**Goal of the exercise**
Go to the line below that contains "Enumerate this screenshot's". From there to the end of the records, reproduce each line exactly, except the pictures.

**Data for analysis**
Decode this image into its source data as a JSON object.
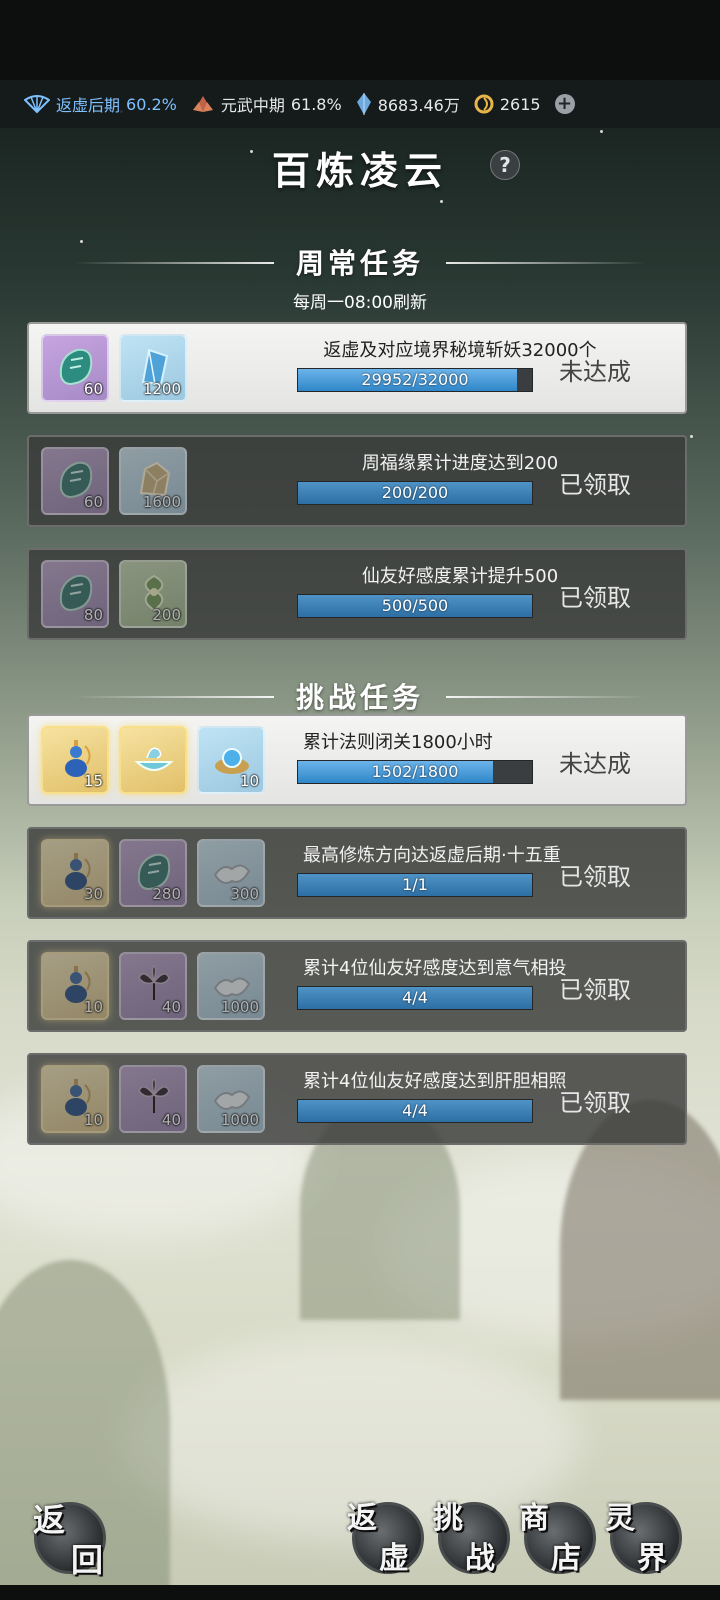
{
  "topbar": {
    "realm": {
      "label": "返虚后期",
      "pct": "60.2%"
    },
    "martial": {
      "label": "元武中期",
      "pct": "61.8%"
    },
    "spirit_stones": "8683.46万",
    "currency": "2615"
  },
  "title": "百炼凌云",
  "weekly": {
    "heading": "周常任务",
    "refresh": "每周一08:00刷新",
    "tasks": [
      {
        "desc": "返虚及对应境界秘境斩妖32000个",
        "progress_text": "29952/32000",
        "progress": 0.936,
        "status": "未达成",
        "state": "active",
        "rewards": [
          {
            "icon": "jade-slip-icon",
            "qty": "60",
            "tone": "purple"
          },
          {
            "icon": "spirit-crystal-icon",
            "qty": "1200",
            "tone": "blue"
          }
        ]
      },
      {
        "desc": "周福缘累计进度达到200",
        "progress_text": "200/200",
        "progress": 1.0,
        "status": "已领取",
        "state": "done",
        "rewards": [
          {
            "icon": "jade-slip-icon",
            "qty": "60",
            "tone": "purple"
          },
          {
            "icon": "gold-ore-icon",
            "qty": "1600",
            "tone": "blue"
          }
        ]
      },
      {
        "desc": "仙友好感度累计提升500",
        "progress_text": "500/500",
        "progress": 1.0,
        "status": "已领取",
        "state": "done",
        "rewards": [
          {
            "icon": "jade-slip-icon",
            "qty": "80",
            "tone": "purple"
          },
          {
            "icon": "swirl-leaf-icon",
            "qty": "200",
            "tone": "green"
          }
        ]
      }
    ]
  },
  "challenge": {
    "heading": "挑战任务",
    "tasks": [
      {
        "desc": "累计法则闭关1800小时",
        "progress_text": "1502/1800",
        "progress": 0.834,
        "status": "未达成",
        "state": "active",
        "rewards": [
          {
            "icon": "gourd-vase-icon",
            "qty": "15",
            "tone": "gold"
          },
          {
            "icon": "jade-bowl-icon",
            "qty": "",
            "tone": "gold"
          },
          {
            "icon": "spirit-pearl-icon",
            "qty": "10",
            "tone": "blue"
          }
        ]
      },
      {
        "desc": "最高修炼方向达返虚后期·十五重",
        "progress_text": "1/1",
        "progress": 1.0,
        "status": "已领取",
        "state": "done",
        "rewards": [
          {
            "icon": "gourd-vase-icon",
            "qty": "30",
            "tone": "gold"
          },
          {
            "icon": "jade-slip-icon",
            "qty": "280",
            "tone": "purple"
          },
          {
            "icon": "silk-cloth-icon",
            "qty": "300",
            "tone": "blue"
          }
        ]
      },
      {
        "desc": "累计4位仙友好感度达到意气相投",
        "progress_text": "4/4",
        "progress": 1.0,
        "status": "已领取",
        "state": "done",
        "rewards": [
          {
            "icon": "gourd-vase-icon",
            "qty": "10",
            "tone": "gold"
          },
          {
            "icon": "lotus-flower-icon",
            "qty": "40",
            "tone": "purple"
          },
          {
            "icon": "silk-cloth-icon",
            "qty": "1000",
            "tone": "blue"
          }
        ]
      },
      {
        "desc": "累计4位仙友好感度达到肝胆相照",
        "progress_text": "4/4",
        "progress": 1.0,
        "status": "已领取",
        "state": "done",
        "rewards": [
          {
            "icon": "gourd-vase-icon",
            "qty": "10",
            "tone": "gold"
          },
          {
            "icon": "lotus-flower-icon",
            "qty": "40",
            "tone": "purple"
          },
          {
            "icon": "silk-cloth-icon",
            "qty": "1000",
            "tone": "blue"
          }
        ]
      }
    ]
  },
  "nav": {
    "back": [
      "返",
      "回"
    ],
    "items": [
      [
        "返",
        "虚"
      ],
      [
        "挑",
        "战"
      ],
      [
        "商",
        "店"
      ],
      [
        "灵",
        "界"
      ]
    ]
  }
}
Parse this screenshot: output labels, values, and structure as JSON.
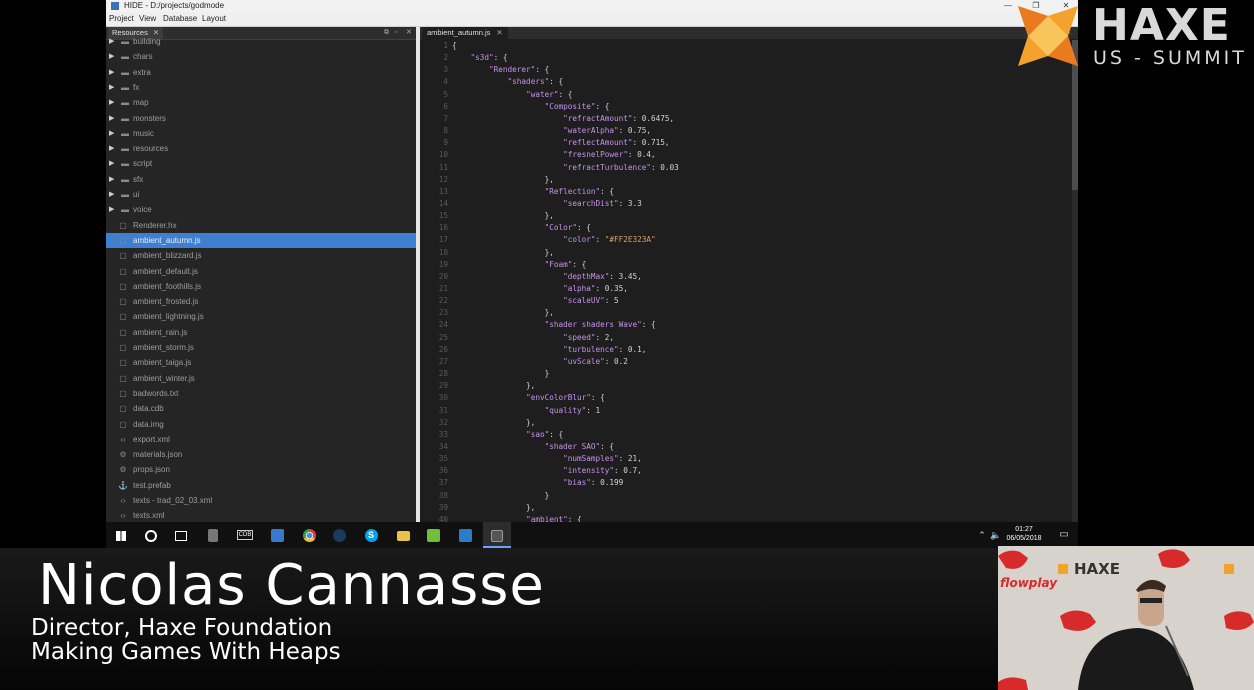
{
  "window": {
    "title": "HIDE - D:/projects/godmode",
    "controls": [
      "—",
      "❐",
      "✕"
    ]
  },
  "menu": [
    "Project",
    "View",
    "Database",
    "Layout"
  ],
  "resources_panel": {
    "tab_label": "Resources",
    "items": [
      {
        "label": "building",
        "type": "folder"
      },
      {
        "label": "chars",
        "type": "folder"
      },
      {
        "label": "extra",
        "type": "folder"
      },
      {
        "label": "fx",
        "type": "folder"
      },
      {
        "label": "map",
        "type": "folder"
      },
      {
        "label": "monsters",
        "type": "folder"
      },
      {
        "label": "music",
        "type": "folder"
      },
      {
        "label": "resources",
        "type": "folder"
      },
      {
        "label": "script",
        "type": "folder"
      },
      {
        "label": "sfx",
        "type": "folder"
      },
      {
        "label": "ui",
        "type": "folder"
      },
      {
        "label": "voice",
        "type": "folder"
      },
      {
        "label": "Renderer.hx",
        "type": "file"
      },
      {
        "label": "ambient_autumn.js",
        "type": "file",
        "selected": true
      },
      {
        "label": "ambient_blizzard.js",
        "type": "file"
      },
      {
        "label": "ambient_default.js",
        "type": "file"
      },
      {
        "label": "ambient_foothills.js",
        "type": "file"
      },
      {
        "label": "ambient_frosted.js",
        "type": "file"
      },
      {
        "label": "ambient_lightning.js",
        "type": "file"
      },
      {
        "label": "ambient_rain.js",
        "type": "file"
      },
      {
        "label": "ambient_storm.js",
        "type": "file"
      },
      {
        "label": "ambient_taiga.js",
        "type": "file"
      },
      {
        "label": "ambient_winter.js",
        "type": "file"
      },
      {
        "label": "badwords.txt",
        "type": "file"
      },
      {
        "label": "data.cdb",
        "type": "file"
      },
      {
        "label": "data.img",
        "type": "file"
      },
      {
        "label": "export.xml",
        "type": "xml"
      },
      {
        "label": "materials.json",
        "type": "json"
      },
      {
        "label": "props.json",
        "type": "json"
      },
      {
        "label": "test.prefab",
        "type": "prefab"
      },
      {
        "label": "texts - trad_02_03.xml",
        "type": "xml"
      },
      {
        "label": "texts.xml",
        "type": "xml"
      }
    ]
  },
  "editor": {
    "tab_label": "ambient_autumn.js",
    "lines": [
      "{",
      "    \"s3d\": {",
      "        \"Renderer\": {",
      "            \"shaders\": {",
      "                \"water\": {",
      "                    \"Composite\": {",
      "                        \"refractAmount\": 0.6475,",
      "                        \"waterAlpha\": 0.75,",
      "                        \"reflectAmount\": 0.715,",
      "                        \"fresnelPower\": 0.4,",
      "                        \"refractTurbulence\": 0.03",
      "                    },",
      "                    \"Reflection\": {",
      "                        \"searchDist\": 3.3",
      "                    },",
      "                    \"Color\": {",
      "                        \"color\": \"#FF2E323A\"",
      "                    },",
      "                    \"Foam\": {",
      "                        \"depthMax\": 3.45,",
      "                        \"alpha\": 0.35,",
      "                        \"scaleUV\": 5",
      "                    },",
      "                    \"shader shaders Wave\": {",
      "                        \"speed\": 2,",
      "                        \"turbulence\": 0.1,",
      "                        \"uvScale\": 0.2",
      "                    }",
      "                },",
      "                \"envColorBlur\": {",
      "                    \"quality\": 1",
      "                },",
      "                \"sao\": {",
      "                    \"shader SAO\": {",
      "                        \"numSamples\": 21,",
      "                        \"intensity\": 0.7,",
      "                        \"bias\": 0.199",
      "                    }",
      "                },",
      "                \"ambient\": {"
    ]
  },
  "taskbar": {
    "apps": [
      "start",
      "cortana",
      "task-view",
      "calculator",
      "cdb",
      "app-blue",
      "chrome",
      "steam",
      "skype",
      "explorer",
      "notepad",
      "vscode",
      "hide"
    ],
    "cdb_label": "CDB",
    "time": "01:27",
    "date": "06/05/2018"
  },
  "branding": {
    "event_title": "HAXE",
    "event_subtitle": "US - SUMMIT"
  },
  "lower_third": {
    "name": "Nicolas Cannasse",
    "role": "Director, Haxe Foundation",
    "talk": "Making Games With Heaps"
  },
  "camera": {
    "wall_logos": [
      "HAXE",
      "flowplay"
    ]
  },
  "colors": {
    "selection": "#3f7fcf",
    "editor_bg": "#1e1e1e",
    "haxe_orange": "#f3a32d"
  }
}
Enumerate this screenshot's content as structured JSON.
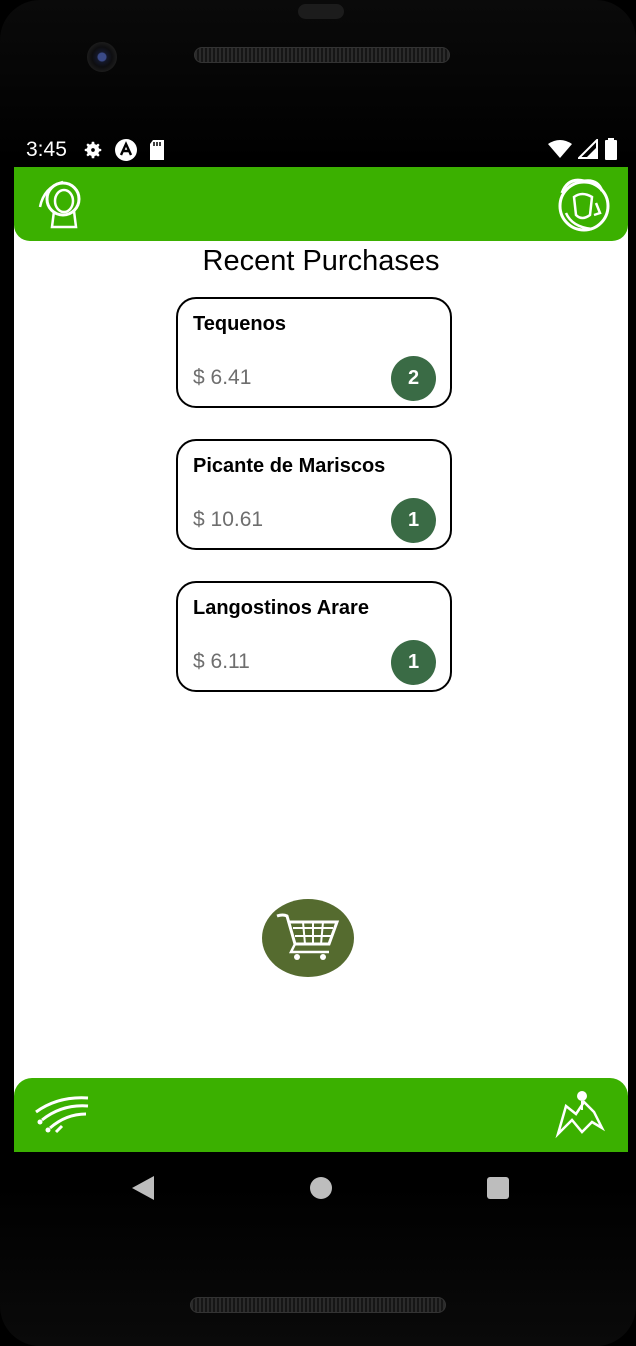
{
  "status_bar": {
    "time": "3:45",
    "left_icons": [
      "settings-icon",
      "a-logo-icon",
      "sd-card-icon"
    ],
    "right_icons": [
      "wifi-icon",
      "signal-icon",
      "battery-icon"
    ]
  },
  "header": {
    "left_icon": "profile-icon",
    "right_icon": "chef-logo-icon",
    "bar_color": "#3bb000"
  },
  "page": {
    "title": "Recent Purchases"
  },
  "purchases": [
    {
      "name": "Tequenos",
      "price": "$ 6.41",
      "quantity": "2"
    },
    {
      "name": "Picante de Mariscos",
      "price": "$ 10.61",
      "quantity": "1"
    },
    {
      "name": "Langostinos Arare",
      "price": "$ 6.11",
      "quantity": "1"
    }
  ],
  "bottom_nav": {
    "left_icon": "wifi-menu-icon",
    "center_icon": "shopping-cart-icon",
    "right_icon": "map-pin-icon",
    "fab_color": "#556b2f",
    "badge_color": "#3a6b45"
  },
  "system_nav": [
    "back-icon",
    "home-icon",
    "recents-icon"
  ]
}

**Task answer**
Enumerate this screenshot's content as structured JSON.
{
  "status_bar": {
    "time": "3:45",
    "left_icons": [
      "settings-icon",
      "a-logo-icon",
      "sd-card-icon"
    ],
    "right_icons": [
      "wifi-icon",
      "signal-icon",
      "battery-icon"
    ]
  },
  "header": {
    "left_icon": "profile-icon",
    "right_icon": "chef-logo-icon",
    "bar_color": "#3bb000"
  },
  "page": {
    "title": "Recent Purchases"
  },
  "purchases": [
    {
      "name": "Tequenos",
      "price": "$ 6.41",
      "quantity": "2"
    },
    {
      "name": "Picante de Mariscos",
      "price": "$ 10.61",
      "quantity": "1"
    },
    {
      "name": "Langostinos Arare",
      "price": "$ 6.11",
      "quantity": "1"
    }
  ],
  "bottom_nav": {
    "left_icon": "wifi-menu-icon",
    "center_icon": "shopping-cart-icon",
    "right_icon": "map-pin-icon",
    "fab_color": "#556b2f",
    "badge_color": "#3a6b45"
  },
  "system_nav": [
    "back-icon",
    "home-icon",
    "recents-icon"
  ]
}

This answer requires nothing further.